The opinions and ideas expressed in this article are the author’s own. StorageFront.com claims no responsibility for the views presented in the following piece.
There are many factors to consider when choosing the perfect storage unit. Some are straightforward, like deciding how much stuff you’re going to store and what size you’ll need. If what you’re storing is sensitive to heat or moisture, you may need to look into climate control. If you need to access your unit at a moment’s notice, 24-hour access might be at the top of your list.
If you want a unit that is easy to get to, you’re probably looking at a unit with drive-up access. By design, units with drive-up access are on the ground floor. You won’t have to worry about hauling your belongings through winding hallways and upstairs.
At first glance, drive-up units seem like a no-brainer. But wait! Below are five reasons drive-up access might not be what you are looking for.
One of the things that makes drive-up units great is how easy they are to access. But is that access really worth it? Think you’re going to access your unit multiple times a week? Think again. You won’t. Unless you’re using your storage unit as a place to keep inventory for your business, equipment for a club that meets regularly or something similar, you probably don’t have a reason to go to the facility. And if you are using it for such purposes you probably want an indoor unit for heighten security and better protection from weather (see below).
Drive-up access requires units to have at least one side facing outdoors. Combine that with roll up door technology and you’ve got a recipe that does not equal climate control. If you’re storing items that are sensitive to heat, cold or moisture, drive up access probably isn’t in the cards for you.
The vast majority of drive-up units use roll up doors. As part of their design, roll up doors have an opening at the top that allows the door to be hidden when the unit is open. When closed this space is large enough to allow a variety of small objects to enter. Depending on the age and upkeep of your chosen facility, these doors may be even loosert due to wear and tear. In dry climates outdoor units have a higher chance of letting dust and dirt into your unit. In wetter climates it increases the chances that you might get mold. Just another reason an indoor unit, even non-climate controlled, could be a better solution for you.
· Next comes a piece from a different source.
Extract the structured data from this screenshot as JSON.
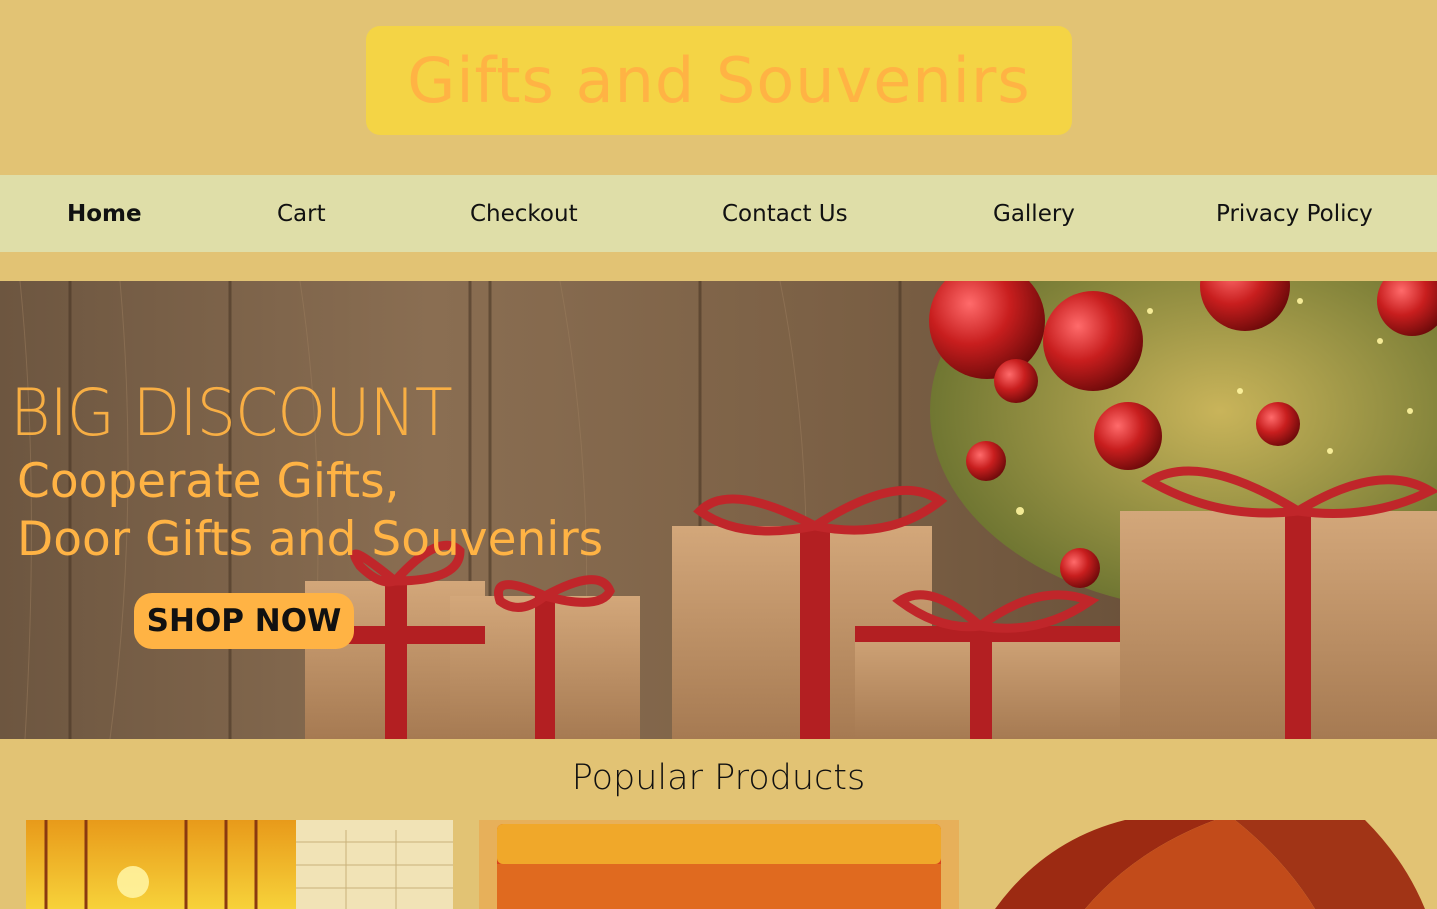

Remember that easy access we were talking about earlier? That’s prime real estate in the mind of the self-storage consumer and you’re going to end up paying about 15-20% more than you would for the same unit size upstairs. Over time that premium adds up. It’s your job to decide if a couple slightly inconvenient trips to the self-storage facility(because, face it, you aren’t coming back as much as you think) are worth hundreds or even thousands of dollars.
Do you have strong feelings on self-storage? So does Peter. Email him directly at email@example.com or let him know in the comments.